Kuznetsov to be evaluated Saturday after leaving Islanders game with "upper body" issue

The Capitals may have won the game Friday against the New York Islanders, but now they will wait to see if they also suffered a significant loss.

Kuznetsov left the game in the third period after taking a slash from Islanders defenseman Thomas Hickey which sent him sliding head-first into the boards. The team labeled the issue as “upper body” when it was announced he would not return to the game.

Head coach Barry Trotz was tight-lipped afterward on Kuznetsov’s status.

“They're going to re-evaluate him tomorrow and we'll have some clarity hopefully tomorrow,” he said.

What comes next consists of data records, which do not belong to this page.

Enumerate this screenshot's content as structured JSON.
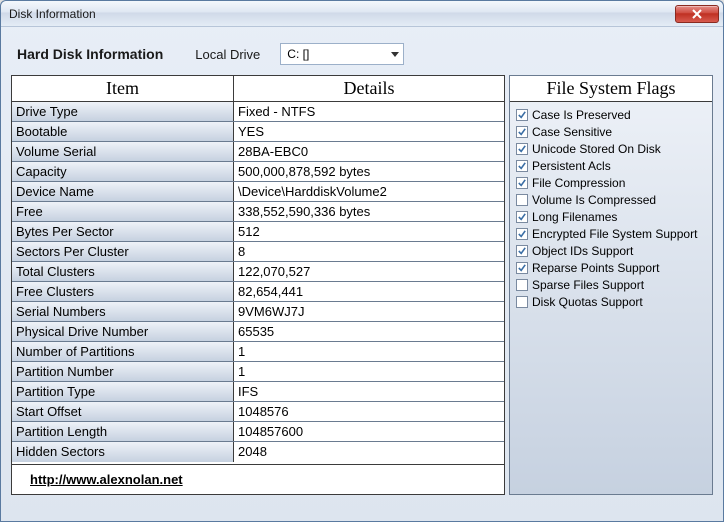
{
  "window": {
    "title": "Disk Information"
  },
  "topbar": {
    "hd_label": "Hard Disk Information",
    "local_drive_label": "Local Drive",
    "selected_drive": "C: []"
  },
  "headers": {
    "item": "Item",
    "details": "Details",
    "flags": "File System Flags"
  },
  "rows": [
    {
      "item": "Drive Type",
      "details": "Fixed - NTFS"
    },
    {
      "item": "Bootable",
      "details": "YES"
    },
    {
      "item": "Volume Serial",
      "details": "28BA-EBC0"
    },
    {
      "item": "Capacity",
      "details": "500,000,878,592 bytes"
    },
    {
      "item": "Device Name",
      "details": "\\Device\\HarddiskVolume2"
    },
    {
      "item": "Free",
      "details": "338,552,590,336 bytes"
    },
    {
      "item": "Bytes Per Sector",
      "details": "512"
    },
    {
      "item": "Sectors Per Cluster",
      "details": "8"
    },
    {
      "item": "Total Clusters",
      "details": "122,070,527"
    },
    {
      "item": "Free Clusters",
      "details": "82,654,441"
    },
    {
      "item": "Serial Numbers",
      "details": "9VM6WJ7J"
    },
    {
      "item": "Physical Drive Number",
      "details": "65535"
    },
    {
      "item": "Number of Partitions",
      "details": "1"
    },
    {
      "item": "Partition Number",
      "details": "1"
    },
    {
      "item": "Partition Type",
      "details": "IFS"
    },
    {
      "item": "Start Offset",
      "details": "1048576"
    },
    {
      "item": "Partition Length",
      "details": "104857600"
    },
    {
      "item": "Hidden Sectors",
      "details": "2048"
    }
  ],
  "flags": [
    {
      "label": "Case Is Preserved",
      "checked": true
    },
    {
      "label": "Case Sensitive",
      "checked": true
    },
    {
      "label": "Unicode Stored On Disk",
      "checked": true
    },
    {
      "label": "Persistent Acls",
      "checked": true
    },
    {
      "label": "File Compression",
      "checked": true
    },
    {
      "label": "Volume Is Compressed",
      "checked": false
    },
    {
      "label": "Long Filenames",
      "checked": true
    },
    {
      "label": "Encrypted File System Support",
      "checked": true
    },
    {
      "label": "Object IDs Support",
      "checked": true
    },
    {
      "label": "Reparse Points Support",
      "checked": true
    },
    {
      "label": "Sparse Files Support",
      "checked": false
    },
    {
      "label": "Disk Quotas Support",
      "checked": false
    }
  ],
  "footer": {
    "url_text": "http://www.alexnolan.net"
  }
}
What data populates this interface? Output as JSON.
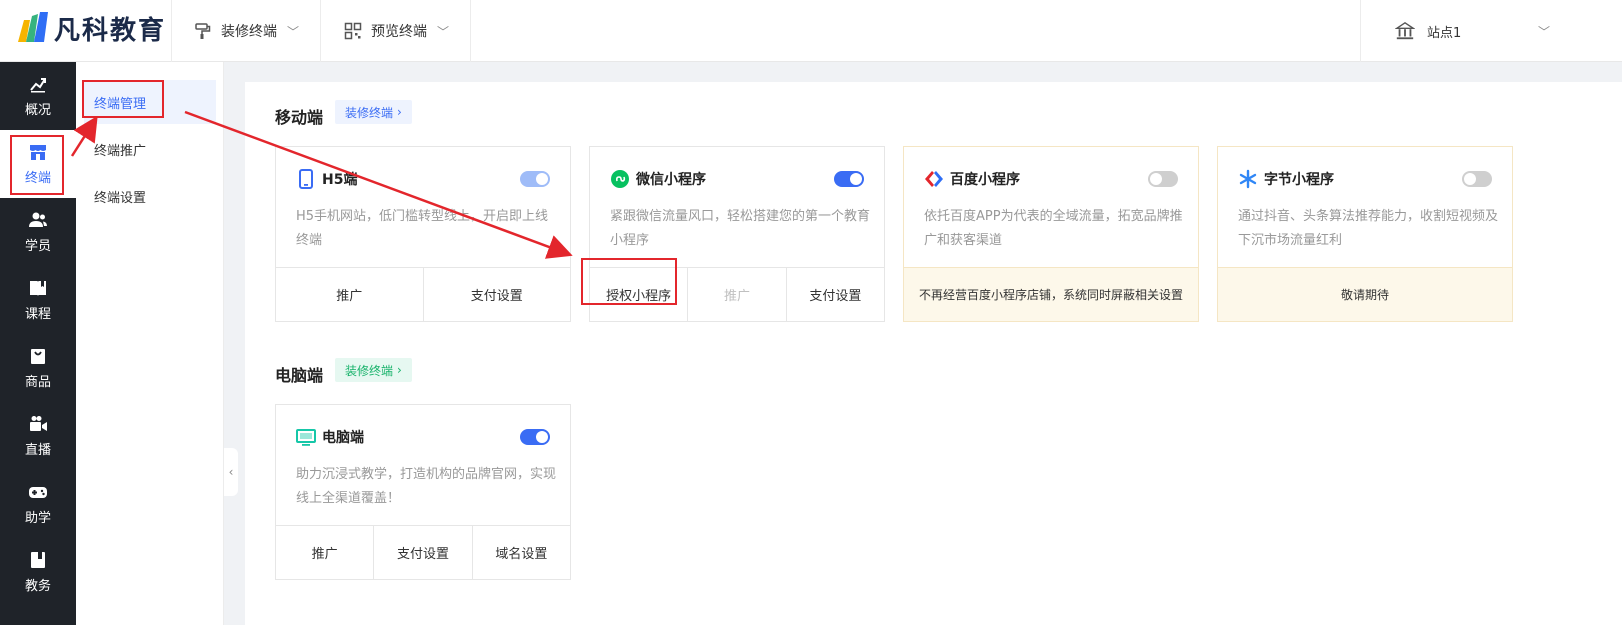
{
  "brand": {
    "name": "凡科教育"
  },
  "topbar": {
    "decorate_label": "装修终端",
    "preview_label": "预览终端",
    "site_label": "站点1"
  },
  "sidebar": {
    "items": [
      {
        "label": "概况",
        "icon": "chart-icon"
      },
      {
        "label": "终端",
        "icon": "store-icon",
        "active": true
      },
      {
        "label": "学员",
        "icon": "users-icon"
      },
      {
        "label": "课程",
        "icon": "book-icon"
      },
      {
        "label": "商品",
        "icon": "bag-icon"
      },
      {
        "label": "直播",
        "icon": "camera-icon"
      },
      {
        "label": "助学",
        "icon": "gamepad-icon"
      },
      {
        "label": "教务",
        "icon": "folder-icon"
      }
    ]
  },
  "subnav": {
    "items": [
      {
        "label": "终端管理",
        "active": true
      },
      {
        "label": "终端推广"
      },
      {
        "label": "终端设置"
      }
    ]
  },
  "mobile": {
    "title": "移动端",
    "tag": "装修终端",
    "cards": [
      {
        "title": "H5端",
        "desc": "H5手机网站，低门槛转型线上，开启即上线终端",
        "toggle": "on-light",
        "buttons": [
          "推广",
          "支付设置"
        ]
      },
      {
        "title": "微信小程序",
        "desc": "紧跟微信流量风口，轻松搭建您的第一个教育小程序",
        "toggle": "on",
        "buttons": [
          "授权小程序",
          "推广",
          "支付设置"
        ]
      },
      {
        "title": "百度小程序",
        "desc": "依托百度APP为代表的全域流量，拓宽品牌推广和获客渠道",
        "toggle": "off",
        "note": "不再经营百度小程序店铺，系统同时屏蔽相关设置"
      },
      {
        "title": "字节小程序",
        "desc": "通过抖音、头条算法推荐能力，收割短视频及下沉市场流量红利",
        "toggle": "off",
        "note": "敬请期待"
      }
    ]
  },
  "pc": {
    "title": "电脑端",
    "tag": "装修终端",
    "cards": [
      {
        "title": "电脑端",
        "desc": "助力沉浸式教学，打造机构的品牌官网，实现线上全渠道覆盖！",
        "toggle": "on",
        "buttons": [
          "推广",
          "支付设置",
          "域名设置"
        ]
      }
    ]
  },
  "colors": {
    "accent": "#3a6cf4",
    "sidebar_bg": "#1f2329",
    "highlight": "#e3262c",
    "tag_green": "#17b26a"
  }
}
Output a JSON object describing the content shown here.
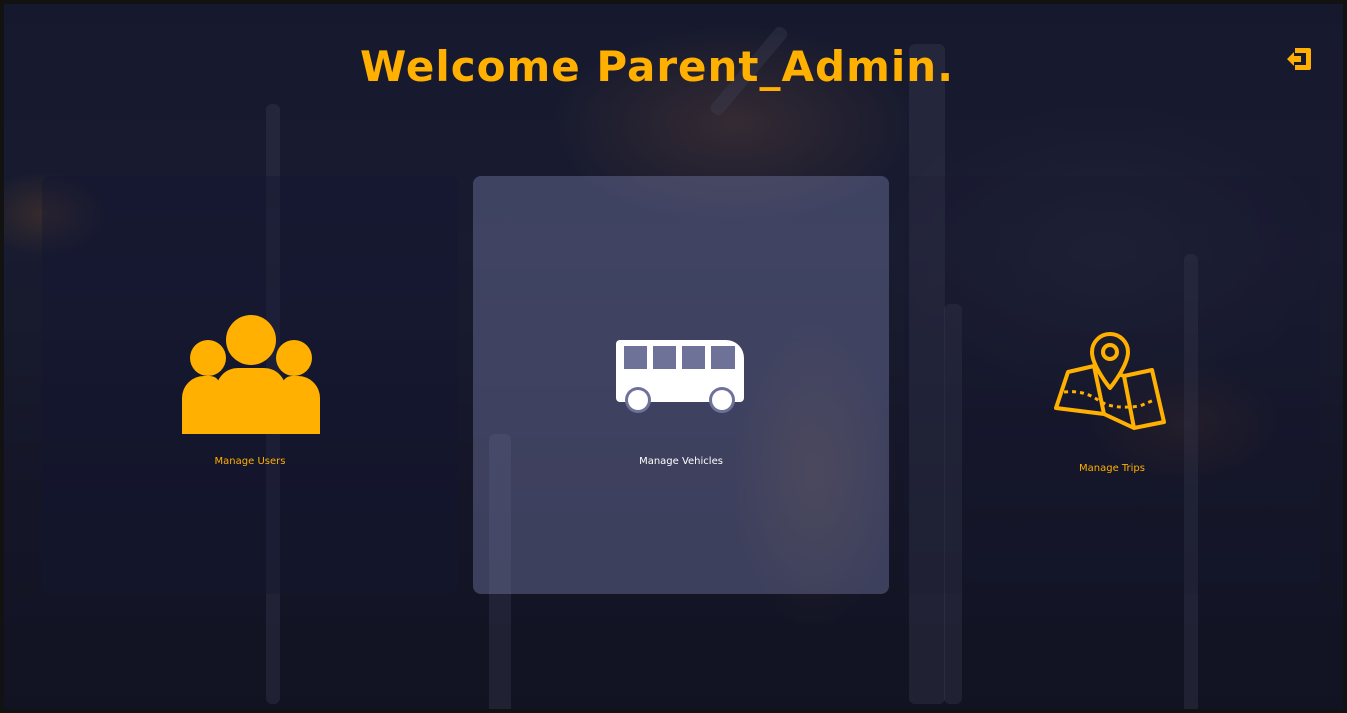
{
  "header": {
    "welcome_text": "Welcome Parent_Admin.",
    "logout_icon": "logout-icon"
  },
  "cards": [
    {
      "label": "Manage Users",
      "icon": "users-icon",
      "color": "#ffb000"
    },
    {
      "label": "Manage Vehicles",
      "icon": "bus-icon",
      "color": "#ffffff"
    },
    {
      "label": "Manage Trips",
      "icon": "map-pin-icon",
      "color": "#ffb000"
    }
  ],
  "colors": {
    "accent": "#ffb000",
    "overlay": "#0d1228"
  }
}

You can see the play here:

When Kuznetsov is first slashed he immediately reacts. His feet then catch the stick of goalie Jaroslav Halak which sends him tripping and sliding hard into the boards. He sat on the ice for several minutes afterward and was looked at by the trainer before getting to his feet and slowly making his way to the locker room.

When asked after the game what he felt about the slash, Trotz said only, “Hockey play.”

One of the Capitals’ biggest strengths as a team is their depth down the middle. Any injury to a center, considering it is arguably the most important skating position on the ice, would be significant. An injury to the team’s top-line center would be even more costly.

Kuznetsov leads the team with 28 assists and ranks second in both goals (21) and points (69).